Exercise: Within the listing below, locate all lines containing the word "feature". Copy each one.

Listed records:

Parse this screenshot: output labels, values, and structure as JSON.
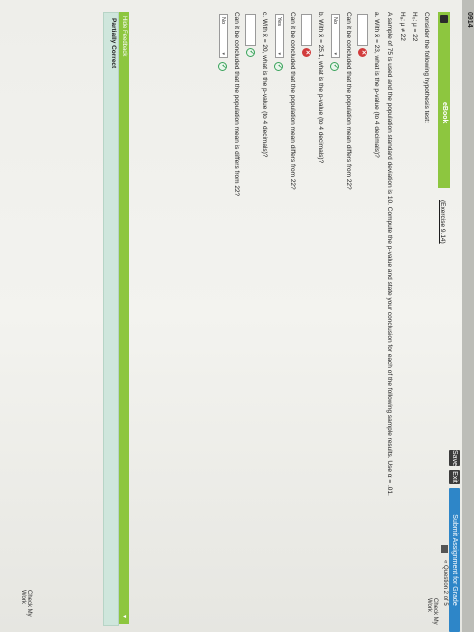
{
  "bezel": {
    "label": "0914"
  },
  "toolbar": {
    "save": "Save",
    "exit": "Exit",
    "submit": "Submit Assignment for Grade",
    "question_nav": "« Question 2 of 5",
    "check_my_work": "Check My Work"
  },
  "ebook": {
    "label": "eBook",
    "exercise": "(Exercise 9.14)"
  },
  "question": {
    "intro": "Consider the following hypothesis test:",
    "h0": "H₀: μ = 22",
    "ha": "Hₐ: μ ≠ 22",
    "setup": "A sample of 75 is used and the population standard deviation is 10. Compute the p-value and state your conclusion for each of the following sample results. Use α = .01.",
    "a": {
      "prompt": "a. With x̄ = 23, what is the p-value (to 4 decimals)?",
      "followup": "Can it be concluded that the population mean differs from 22?",
      "answer": "No"
    },
    "b": {
      "prompt": "b. With x̄ = 25.1, what is the p-value (to 4 decimals)?",
      "followup": "Can it be concluded that the population mean differs from 22?",
      "answer": "Yes"
    },
    "c": {
      "prompt": "c. With x̄ = 20, what is the p-value (to 4 decimals)?",
      "followup": "Can it be concluded that the population mean is differs from 22?",
      "answer": "No"
    }
  },
  "feedback": {
    "toggle": "Hide Feedback",
    "status": "Partially Correct"
  },
  "footer": {
    "check_my_work": "Check My Work"
  }
}
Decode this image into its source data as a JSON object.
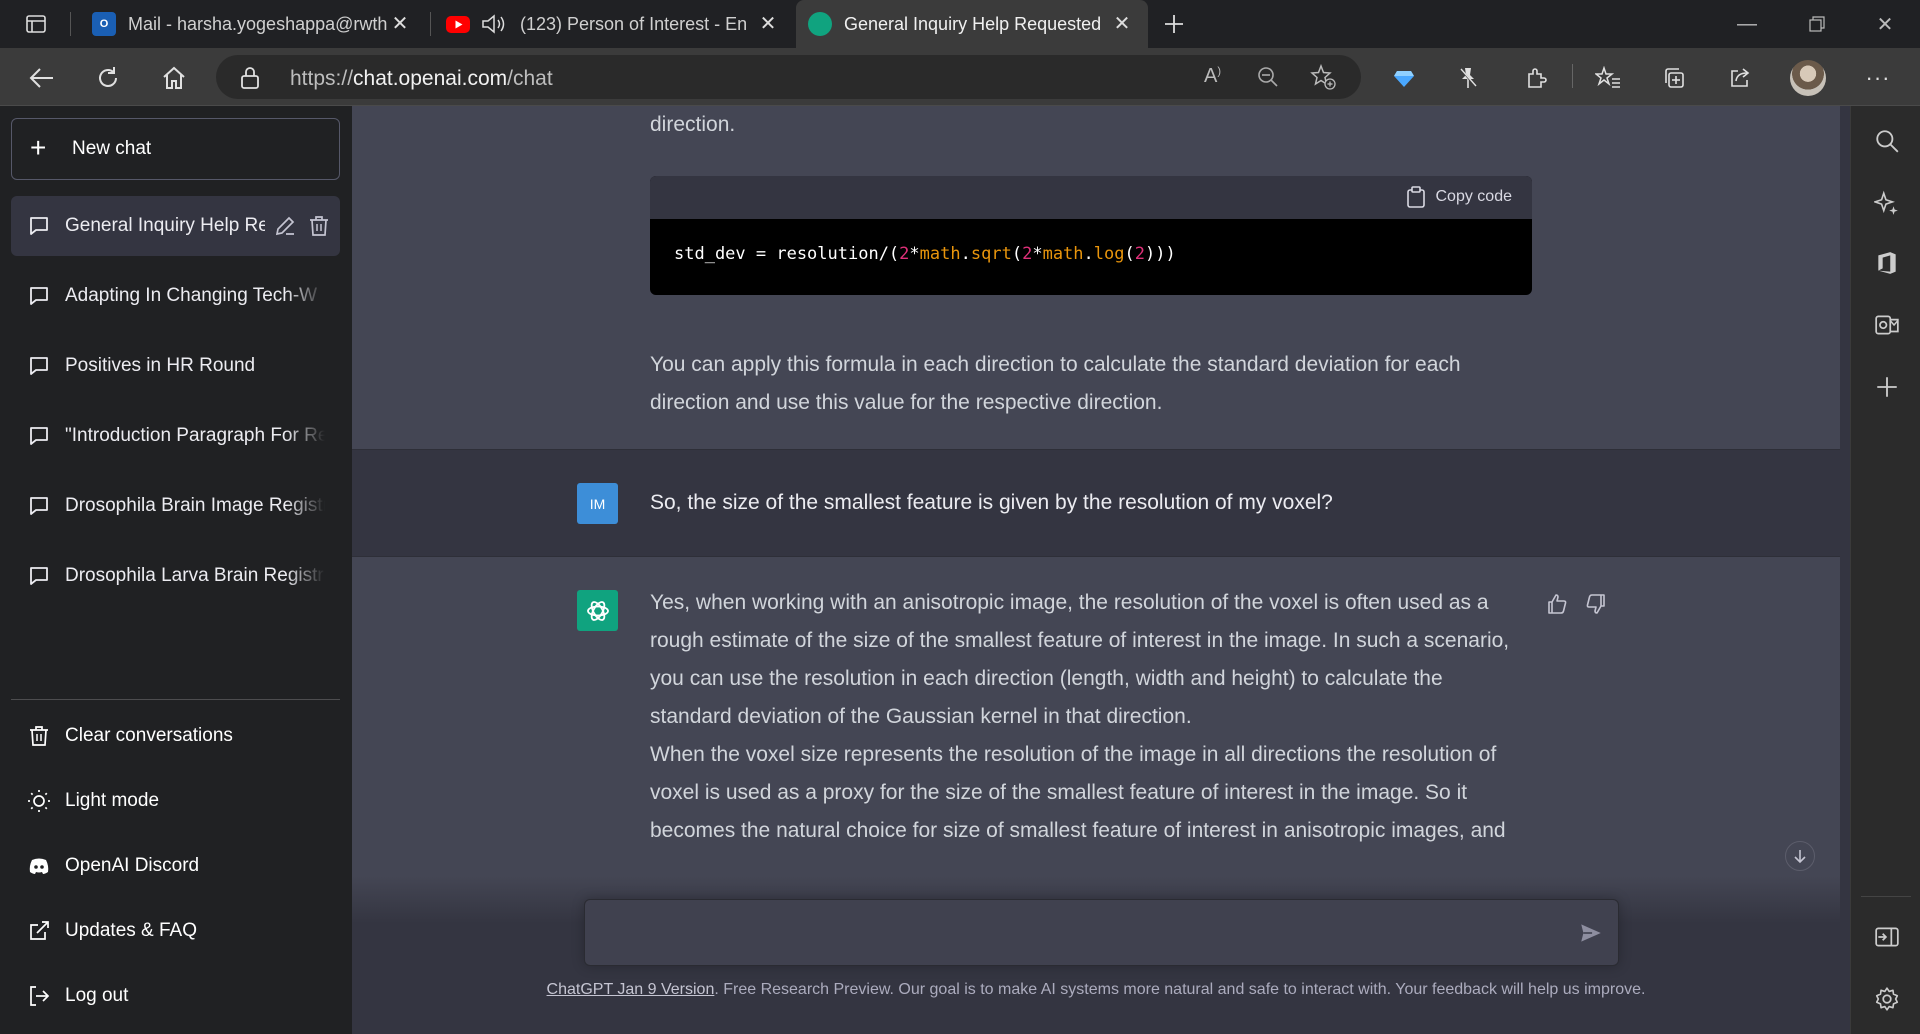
{
  "browser": {
    "tabs": [
      {
        "title": "Mail - harsha.yogeshappa@rwth",
        "active": false
      },
      {
        "title": "(123) Person of Interest - En",
        "active": false
      },
      {
        "title": "General Inquiry Help Requested",
        "active": true
      }
    ],
    "url_prefix": "https://",
    "url_host": "chat.openai.com",
    "url_path": "/chat"
  },
  "sidebar": {
    "new_chat_label": "New chat",
    "conversations": [
      {
        "label": "General Inquiry Help Re",
        "active": true
      },
      {
        "label": "Adapting In Changing Tech-W",
        "active": false
      },
      {
        "label": "Positives in HR Round",
        "active": false
      },
      {
        "label": "\"Introduction Paragraph For Re",
        "active": false
      },
      {
        "label": "Drosophila Brain Image Registr",
        "active": false
      },
      {
        "label": "Drosophila Larva Brain Registra",
        "active": false
      }
    ],
    "menu": [
      {
        "label": "Clear conversations",
        "icon": "trash-icon"
      },
      {
        "label": "Light mode",
        "icon": "sun-icon"
      },
      {
        "label": "OpenAI Discord",
        "icon": "discord-icon"
      },
      {
        "label": "Updates & FAQ",
        "icon": "external-link-icon"
      },
      {
        "label": "Log out",
        "icon": "logout-icon"
      }
    ]
  },
  "chat": {
    "prev_tail": "direction.",
    "code_copy_label": "Copy code",
    "code_line": {
      "p1": "std_dev = resolution/(",
      "n1": "2",
      "p2": "*",
      "f1": "math",
      "p3": ".",
      "f2": "sqrt",
      "p4": "(",
      "n2": "2",
      "p5": "*",
      "f3": "math",
      "p6": ".",
      "f4": "log",
      "p7": "(",
      "n3": "2",
      "p8": ")))"
    },
    "after_code_text": "You can apply this formula in each direction to calculate the standard deviation for each direction and use this value for the respective direction.",
    "user_initials": "IM",
    "user_message": "So, the size of the smallest feature is given by the resolution of my voxel?",
    "assistant_p1": "Yes, when working with an anisotropic image, the resolution of the voxel is often used as a rough estimate of the size of the smallest feature of interest in the image. In such a scenario, you can use the resolution in each direction (length, width and height) to calculate the standard deviation of the Gaussian kernel in that direction.",
    "assistant_p2": "When the voxel size represents the resolution of the image in all directions the resolution of voxel is used as a proxy for the size of the smallest feature of interest in the image. So it becomes the natural choice for size of smallest feature of interest in anisotropic images, and"
  },
  "composer": {
    "placeholder": ""
  },
  "footer": {
    "link_text": "ChatGPT Jan 9 Version",
    "text": ". Free Research Preview. Our goal is to make AI systems more natural and safe to interact with. Your feedback will help us improve."
  },
  "colors": {
    "sidebar_bg": "#202123",
    "main_bg": "#343541",
    "assistant_bg": "#444654",
    "gpt_green": "#10a37f",
    "user_avatar": "#3d8ed8"
  }
}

Response:
    "user_message": "So, the size of the smallest feature is given by the resolution of my voxel?",
    "assistant_p1": "Yes, when working with an anisotropic image, the resolution of the voxel is often used as a rough estimate of the size of the smallest feature of interest in the image. In such a scenario, you can use the resolution in each direction (length, width and height) to calculate the standard deviation of the Gaussian kernel in that direction.",
    "assistant_p2": "When the voxel size represents the resolution of the image in all directions the resolution of voxel is used as a proxy for the size of the smallest feature of interest in the image. So it becomes the natural choice for size of smallest feature of interest in anisotropic images, and"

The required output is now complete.